Unfortunately, if you develop a habit of neglecting to go through contracts before signing them, one of your hastily scribbled signatures may eventually come back to haunt you. From famous artists losing all rights to their music to you failing to get a refund for a faulty gadget, these are all preventable surprises.  Fortunately, you rarely need a lawyer to hold your hand every time someone asks for your signature. Let us discuss how people with no legal training, like you and me, can reduce their likelihood of getting blindsided by the terms in contracts.

Always read through the contract

Never let anyone rush you into signing a contract. Also do not take anyone’s word that any contract which you are supposed to agree to is too inconsequential to fret over (unless they are your lawyer). No matter what the situation, always go through every single sentence and page of a contract before signing. Zimbabwean has the caveat subscriptor rule which in plain terms means if you sign a document it is assumed that you read and understood the document. Even in the many cases where you cannot change the terms of the contract, you must know exactly what you are being asked to agree to. Remember that while not every contract can be modified, you can always refuse to sign if you are too unhappy with the terms.

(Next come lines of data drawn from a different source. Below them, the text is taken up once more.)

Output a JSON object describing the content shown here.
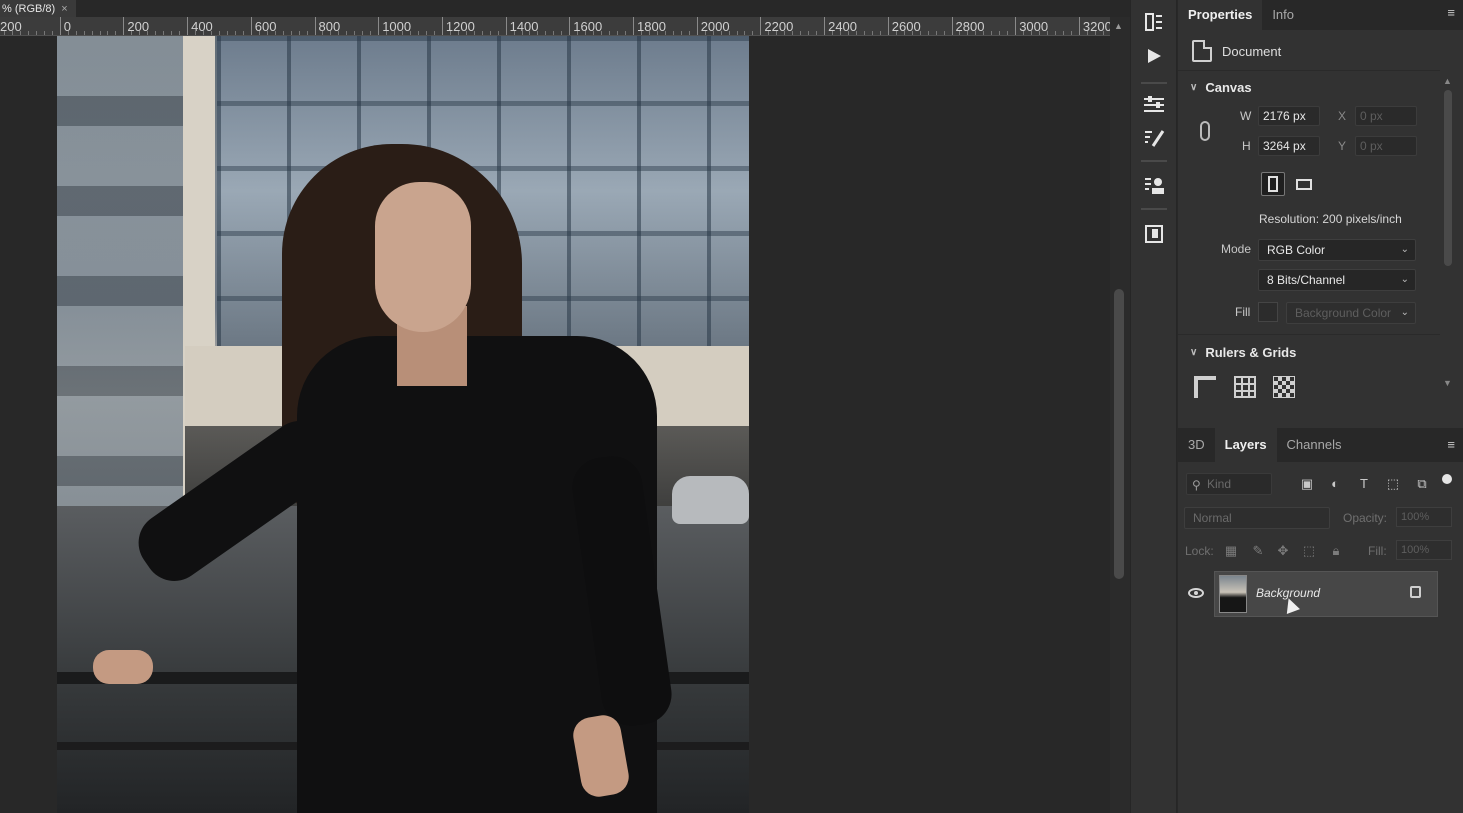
{
  "document": {
    "tab_title": "% (RGB/8)",
    "tab_close": "×",
    "ruler_labels": [
      "200",
      "0",
      "200",
      "400",
      "600",
      "800",
      "1000",
      "1200",
      "1400",
      "1600",
      "1800",
      "2000",
      "2200",
      "2400",
      "2600",
      "2800",
      "3000",
      "3200"
    ]
  },
  "properties_panel": {
    "tabs": [
      "Properties",
      "Info"
    ],
    "menu_icon": "≡",
    "doc_label": "Document",
    "canvas_section": "Canvas",
    "width_label": "W",
    "width_value": "2176 px",
    "height_label": "H",
    "height_value": "3264 px",
    "x_label": "X",
    "x_value": "0 px",
    "y_label": "Y",
    "y_value": "0 px",
    "resolution": "Resolution: 200 pixels/inch",
    "mode_label": "Mode",
    "mode_value": "RGB Color",
    "bits_value": "8 Bits/Channel",
    "fill_label": "Fill",
    "fill_value": "Background Color",
    "rulers_section": "Rulers & Grids"
  },
  "layers_panel": {
    "tabs": [
      "3D",
      "Layers",
      "Channels"
    ],
    "menu_icon": "≡",
    "search_placeholder": "Kind",
    "blend_mode": "Normal",
    "opacity_label": "Opacity:",
    "opacity_value": "100%",
    "lock_label": "Lock:",
    "fill_label": "Fill:",
    "fill_value": "100%",
    "layers": [
      {
        "name": "Background",
        "visible": true,
        "locked": true
      }
    ]
  },
  "colors": {
    "app_bg": "#282828",
    "panel_bg": "#323232",
    "selected_layer": "#474747"
  }
}
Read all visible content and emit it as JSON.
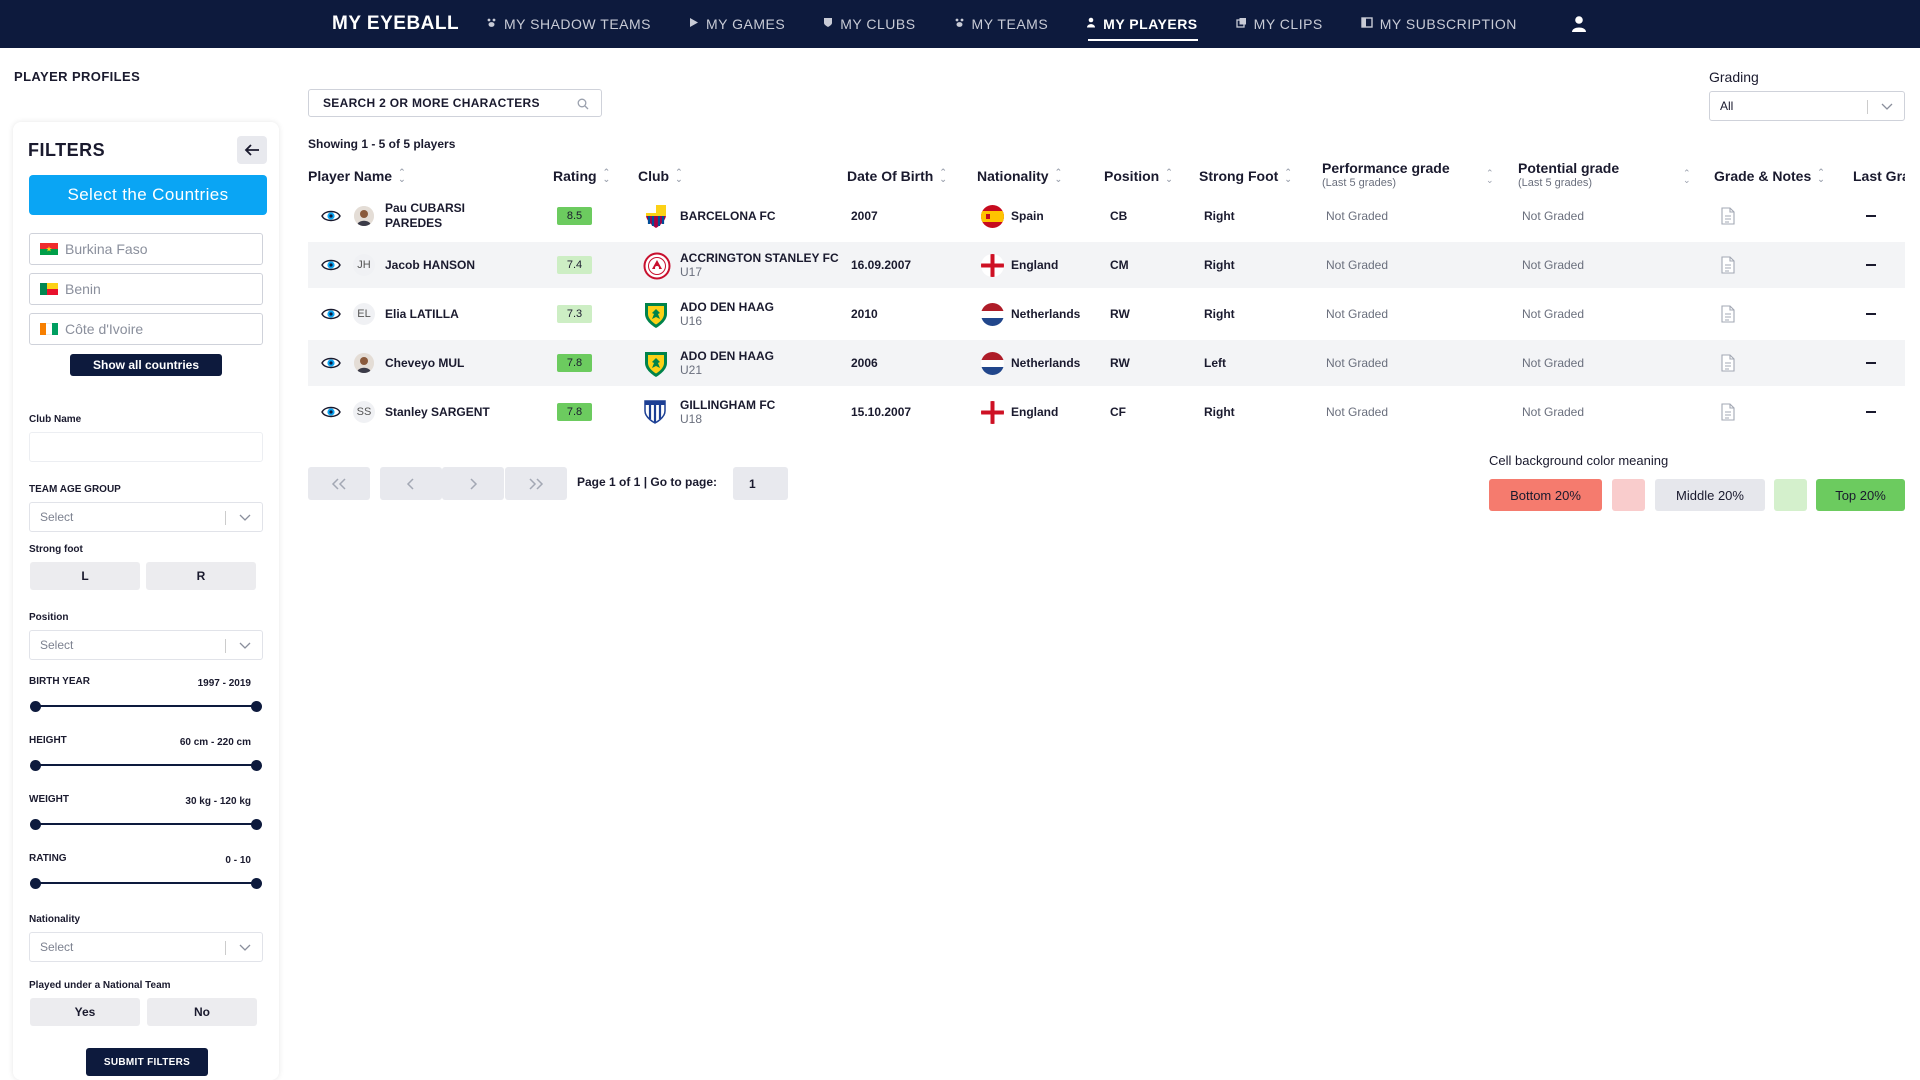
{
  "brand": "MY EYEBALL",
  "nav": [
    {
      "label": "MY SHADOW TEAMS",
      "icon": "paw"
    },
    {
      "label": "MY GAMES",
      "icon": "play"
    },
    {
      "label": "MY CLUBS",
      "icon": "shield"
    },
    {
      "label": "MY TEAMS",
      "icon": "paw"
    },
    {
      "label": "MY PLAYERS",
      "icon": "person",
      "active": true
    },
    {
      "label": "MY CLIPS",
      "icon": "clip"
    },
    {
      "label": "MY SUBSCRIPTION",
      "icon": "card"
    }
  ],
  "page_title": "PLAYER PROFILES",
  "filters": {
    "title": "FILTERS",
    "countries_button": "Select the Countries",
    "countries": [
      {
        "name": "Burkina Faso",
        "flag_colors": [
          "#ef2b2d",
          "#009e49"
        ]
      },
      {
        "name": "Benin",
        "flag_colors": [
          "#008751",
          "#fcd116",
          "#e8112d"
        ]
      },
      {
        "name": "Côte d'Ivoire",
        "flag_colors": [
          "#f77f00",
          "#ffffff",
          "#009e60"
        ]
      }
    ],
    "show_all": "Show all countries",
    "club_name_label": "Club Name",
    "team_age_label": "TEAM AGE GROUP",
    "select_placeholder": "Select",
    "strong_foot_label": "Strong foot",
    "foot_left": "L",
    "foot_right": "R",
    "position_label": "Position",
    "birth_year_label": "BIRTH YEAR",
    "birth_year_value": "1997 - 2019",
    "height_label": "HEIGHT",
    "height_value": "60 cm - 220 cm",
    "weight_label": "WEIGHT",
    "weight_value": "30 kg - 120 kg",
    "rating_label": "RATING",
    "rating_value": "0 - 10",
    "nationality_label": "Nationality",
    "national_team_label": "Played under a National Team",
    "yes": "Yes",
    "no": "No",
    "submit": "SUBMIT FILTERS"
  },
  "search": {
    "placeholder": "SEARCH 2 OR MORE CHARACTERS"
  },
  "showing": "Showing 1 - 5 of 5 players",
  "grading": {
    "label": "Grading",
    "value": "All"
  },
  "columns": {
    "player_name": "Player Name",
    "rating": "Rating",
    "club": "Club",
    "dob": "Date Of Birth",
    "nationality": "Nationality",
    "position": "Position",
    "strong_foot": "Strong Foot",
    "performance": "Performance grade",
    "performance_sub": "(Last 5 grades)",
    "potential": "Potential grade",
    "potential_sub": "(Last 5 grades)",
    "grade_notes": "Grade & Notes",
    "last_grade": "Last Gra"
  },
  "players": [
    {
      "name_line1": "Pau CUBARSI",
      "name_line2": "PAREDES",
      "initials": "",
      "rating": "8.5",
      "rating_color": "#6ccb5f",
      "club": "BARCELONA FC",
      "club_sub": "",
      "dob": "2007",
      "nationality": "Spain",
      "position": "CB",
      "foot": "Right",
      "performance": "Not Graded",
      "potential": "Not Graded"
    },
    {
      "name_line1": "Jacob HANSON",
      "name_line2": "",
      "initials": "JH",
      "rating": "7.4",
      "rating_color": "#cdeec4",
      "club": "ACCRINGTON STANLEY FC",
      "club_sub": "U17",
      "dob": "16.09.2007",
      "nationality": "England",
      "position": "CM",
      "foot": "Right",
      "performance": "Not Graded",
      "potential": "Not Graded"
    },
    {
      "name_line1": "Elia LATILLA",
      "name_line2": "",
      "initials": "EL",
      "rating": "7.3",
      "rating_color": "#cdeec4",
      "club": "ADO DEN HAAG",
      "club_sub": "U16",
      "dob": "2010",
      "nationality": "Netherlands",
      "position": "RW",
      "foot": "Right",
      "performance": "Not Graded",
      "potential": "Not Graded"
    },
    {
      "name_line1": "Cheveyo MUL",
      "name_line2": "",
      "initials": "",
      "rating": "7.8",
      "rating_color": "#6ccb5f",
      "club": "ADO DEN HAAG",
      "club_sub": "U21",
      "dob": "2006",
      "nationality": "Netherlands",
      "position": "RW",
      "foot": "Left",
      "performance": "Not Graded",
      "potential": "Not Graded"
    },
    {
      "name_line1": "Stanley SARGENT",
      "name_line2": "",
      "initials": "SS",
      "rating": "7.8",
      "rating_color": "#6ccb5f",
      "club": "GILLINGHAM FC",
      "club_sub": "U18",
      "dob": "15.10.2007",
      "nationality": "England",
      "position": "CF",
      "foot": "Right",
      "performance": "Not Graded",
      "potential": "Not Graded"
    }
  ],
  "pagination": {
    "info": "Page 1 of 1 | Go to page:",
    "page": "1"
  },
  "legend": {
    "title": "Cell background color meaning",
    "bottom": "Bottom 20%",
    "middle": "Middle 20%",
    "top": "Top 20%",
    "colors": {
      "bottom": "#f57b6e",
      "lower": "#f9cccc",
      "middle": "#e6e7ec",
      "upper": "#d4f0cc",
      "top": "#6ccb5f"
    }
  }
}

A lot of the times, contracts which are written down and eventually get signed would already have been discussed and agreed to verbally. Unfortunately, you can never be sure that whatever you are signing is exactly what you verbally agreed to. This means that regardless of any initial discussions, agreements or handshakes you should still painstakingly go through the written material.

Ask for clarifications

A contract signing is not the time to show off. If there is something which you do not understand, ask for clarifications, explanations or even a translation. Do this as many times as you feel is necessary. You have to be especially alert when the contract in question is verbose and full of legal jargon which you do not understand. Whenever most people encounter a word or phrase which they do not understand, they will just try to guess the meaning and continue reading. Do not do this with a contract—make sure you understand every word, phrase, initial and acronym before signing.

Agree on definitions

Whenever a contract contains any word or words whose meaning may be open to interpretation agree with the other party on one meaning and then include the definition(s) in the contract. One example of a word which may be open to interpretation is “year”, so suppose that you agree in a contract to pay some fee “every year” a misunderstanding may cost you. While a yearly fee is usually one which is due after every 12 months, you may be unfortunate enough to sign up for something late in the year only to be greeted by a fresh invoice in January.

Imagine worst-case scenarios

One of the best ways of determining how suitable or objectionable a contract is is to imagine all the possible worst-case scenarios. Look for what is missing in a contract, particularly all the unstated consequences of failing to comply with any of the terms. As an example, the Bulawayo City Council sold residential stands to some people towards the end of the multicurrency era. Part of the sale agreement included the requirement that they build within a specified period.  Now while we are in the midst of an economic crisis and global pandemic, some of the people who have yet to develop their stands, are claiming that they are receiving ominous letters from the city council.

Determine the scope of the contract

When dealing with a contract, you should have a very clear idea of how “big” it is. People often underestimate how much you can casually sign away in a contract. Contracts that come with money often cloud people’s judgement. Gratitude also plays its part in poor contract-related decisions. This is the reason why many artists only come to question the deals they agreed to after they gain some success.

Close open-ended terms

Some of the more fancy-sounding words and phrases that are found in contracts are what are called open-ended terms. These can give either party plenty of leeway in how they can interpret the agreement and can affect how it is enforced (if it is enforceable at all). Good examples of these are expressions like “reasonable time frame” or “reasonable efforts”. The problem here is that “reasonable” is very subjective. If you sell something to someone on credit and expect payment within “a reasonable period” you are in trouble because debtors and creditors will tend to have widely differing opinions on what amounts to a reasonable period.

Keep a copy

After signing a contract you should keep a copy of your own. This should serve as a constant reminder of everything you have agreed to particularly your obligations and those of the other party. By having your copy of the agreement, you can avoid accidentally breaching the contract—believe me there have been plenty of cases and situations where this benefits the other party.